By Nkiruka Nnorom
AHEAD of the launch of Exchange Traded Derivatives, ETDs, by the Nigerian Stock Exchange, NSE, later in the year, the second vice-president of the NSE Council, Mr. Abimbola Ogunbanjo, has expressed optimism that the ETD initiative will develop into a robust market that could support the nation’s growth ambition.
He spoke at a training on ‘Legal & Risk Aspects of Derivatives and Central Counter-party Clearing (CCP) Transactions’ organised by the Exchange in Lagos, to mark the take-off of the X-Academy recently launched by the NSE for investors and dealers.
He said his optimism stemmed from the success of the same initiative in South Africa as an example of Africa’s first derivative market, stressing that the product has experienced exponential growth globally, growing by over 24 per cent in the last 10 years with about €457 trillion of notional amount outstanding in 2014.
Ogunbanjo attributed the growth to drive for product and technology innovation coupled with competition, stressing that it has created many new jobs both at exchanges and intermediaries as well as at related service providers.
“No other class of financial instruments has experienced as much innovation from its embryonic development to a fully developed and respected financial market”, he said, adding “European derivatives players, today, account for more than 20 percent of the European wholesale financial services sector’s revenues and contribute 0.4 percent to total European Gross Domestic Product, GDP.
“South Africa’s derivatives market has grown rapidly in recent years, which has supported capital inflows and helped market participants to price, unbundle and transfer risk.”
He dismissed the notion that ETDs could be used to thwart market regulation, arguing, “To some, derivatives are simple tools that allow market participants to efficiently manage their risks.
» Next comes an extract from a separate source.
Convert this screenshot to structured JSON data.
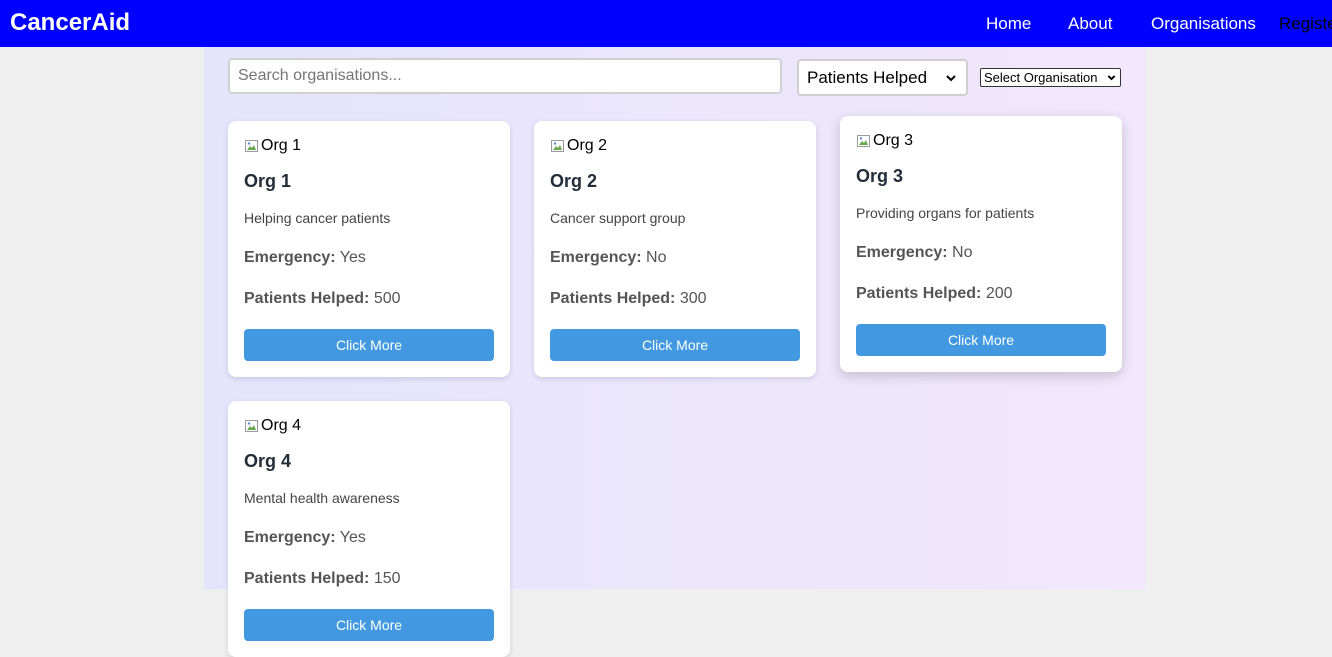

To others, derivatives are weapons that allow market participants to thwart…